Tanner EDA provides a complete line of software solutions that catalyze innovation for the design, layout and verification of analog and mixed-signal (A/MS) integrated circuits (ICs) and MEMS. Customers are creating breakthrough applications in areas such as power management, displays and imaging, automotive, consumer electronics, life sciences, and RF devices. A low learning curve, high interoperability, and a powerful user interface improve design team productivity and enable a low total cost of ownership (TCO). Capability and performance are matched by low support requirements and high support capability as well as an ecosystem of partners that bring advanced capabilities to A/MS designs.
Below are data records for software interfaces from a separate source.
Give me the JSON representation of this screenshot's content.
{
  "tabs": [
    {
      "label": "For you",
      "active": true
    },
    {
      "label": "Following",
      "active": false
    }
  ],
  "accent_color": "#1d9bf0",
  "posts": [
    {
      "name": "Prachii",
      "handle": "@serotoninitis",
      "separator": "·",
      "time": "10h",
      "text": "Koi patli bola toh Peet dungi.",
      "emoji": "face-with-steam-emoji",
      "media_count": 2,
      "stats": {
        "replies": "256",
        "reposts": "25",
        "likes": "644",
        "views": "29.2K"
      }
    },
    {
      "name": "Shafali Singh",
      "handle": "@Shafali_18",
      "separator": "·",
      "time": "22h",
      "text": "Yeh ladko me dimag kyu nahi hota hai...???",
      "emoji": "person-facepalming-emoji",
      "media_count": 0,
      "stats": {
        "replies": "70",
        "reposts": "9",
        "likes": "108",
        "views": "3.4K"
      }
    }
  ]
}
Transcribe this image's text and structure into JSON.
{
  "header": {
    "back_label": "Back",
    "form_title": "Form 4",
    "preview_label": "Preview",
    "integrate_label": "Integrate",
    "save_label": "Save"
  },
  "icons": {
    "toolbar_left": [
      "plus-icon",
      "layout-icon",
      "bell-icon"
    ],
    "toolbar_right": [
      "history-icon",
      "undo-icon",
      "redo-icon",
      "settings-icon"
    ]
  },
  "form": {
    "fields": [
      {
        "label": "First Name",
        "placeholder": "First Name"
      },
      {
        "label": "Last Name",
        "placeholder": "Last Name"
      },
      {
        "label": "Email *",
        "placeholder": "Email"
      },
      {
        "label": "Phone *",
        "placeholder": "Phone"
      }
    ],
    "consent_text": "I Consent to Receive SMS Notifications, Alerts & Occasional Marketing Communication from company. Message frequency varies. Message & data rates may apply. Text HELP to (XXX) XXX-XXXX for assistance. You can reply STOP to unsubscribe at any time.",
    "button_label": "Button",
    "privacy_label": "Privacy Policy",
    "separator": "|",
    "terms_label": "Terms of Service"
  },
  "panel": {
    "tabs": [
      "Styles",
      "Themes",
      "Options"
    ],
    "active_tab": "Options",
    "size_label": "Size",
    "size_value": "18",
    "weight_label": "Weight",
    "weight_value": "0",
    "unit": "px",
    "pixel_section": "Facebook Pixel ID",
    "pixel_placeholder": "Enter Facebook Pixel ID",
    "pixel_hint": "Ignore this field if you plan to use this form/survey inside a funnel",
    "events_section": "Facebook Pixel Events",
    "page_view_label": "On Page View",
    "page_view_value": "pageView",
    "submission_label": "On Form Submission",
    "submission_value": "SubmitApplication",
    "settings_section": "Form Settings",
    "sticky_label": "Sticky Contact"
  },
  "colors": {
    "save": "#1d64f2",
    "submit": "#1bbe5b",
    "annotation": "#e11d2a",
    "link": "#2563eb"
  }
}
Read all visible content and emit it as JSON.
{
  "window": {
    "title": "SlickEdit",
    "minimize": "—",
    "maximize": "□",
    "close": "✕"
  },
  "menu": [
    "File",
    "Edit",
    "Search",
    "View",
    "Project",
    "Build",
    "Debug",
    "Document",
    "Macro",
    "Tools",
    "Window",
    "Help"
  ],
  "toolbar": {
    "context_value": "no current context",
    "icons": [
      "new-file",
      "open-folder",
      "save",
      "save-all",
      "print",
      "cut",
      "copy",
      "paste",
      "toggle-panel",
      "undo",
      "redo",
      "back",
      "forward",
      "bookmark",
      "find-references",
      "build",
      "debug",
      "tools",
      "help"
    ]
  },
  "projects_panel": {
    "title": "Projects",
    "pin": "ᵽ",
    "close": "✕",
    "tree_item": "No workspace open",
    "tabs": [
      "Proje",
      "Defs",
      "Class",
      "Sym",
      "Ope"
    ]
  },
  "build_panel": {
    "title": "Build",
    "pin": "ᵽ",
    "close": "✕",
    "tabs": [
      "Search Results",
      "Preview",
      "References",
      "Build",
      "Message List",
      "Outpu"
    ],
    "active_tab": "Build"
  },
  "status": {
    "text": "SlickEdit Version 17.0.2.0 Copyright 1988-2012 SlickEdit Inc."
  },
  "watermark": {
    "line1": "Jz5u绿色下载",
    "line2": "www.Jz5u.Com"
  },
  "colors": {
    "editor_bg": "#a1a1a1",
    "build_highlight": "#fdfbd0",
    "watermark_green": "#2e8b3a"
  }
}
Founded in 1988, Tanner EDA solutions deliver just the right mixture of features, functionality and usability. The company has shipped over 33,000 licenses of its software to more than 5,000 customers in 67 countries. Further information is available at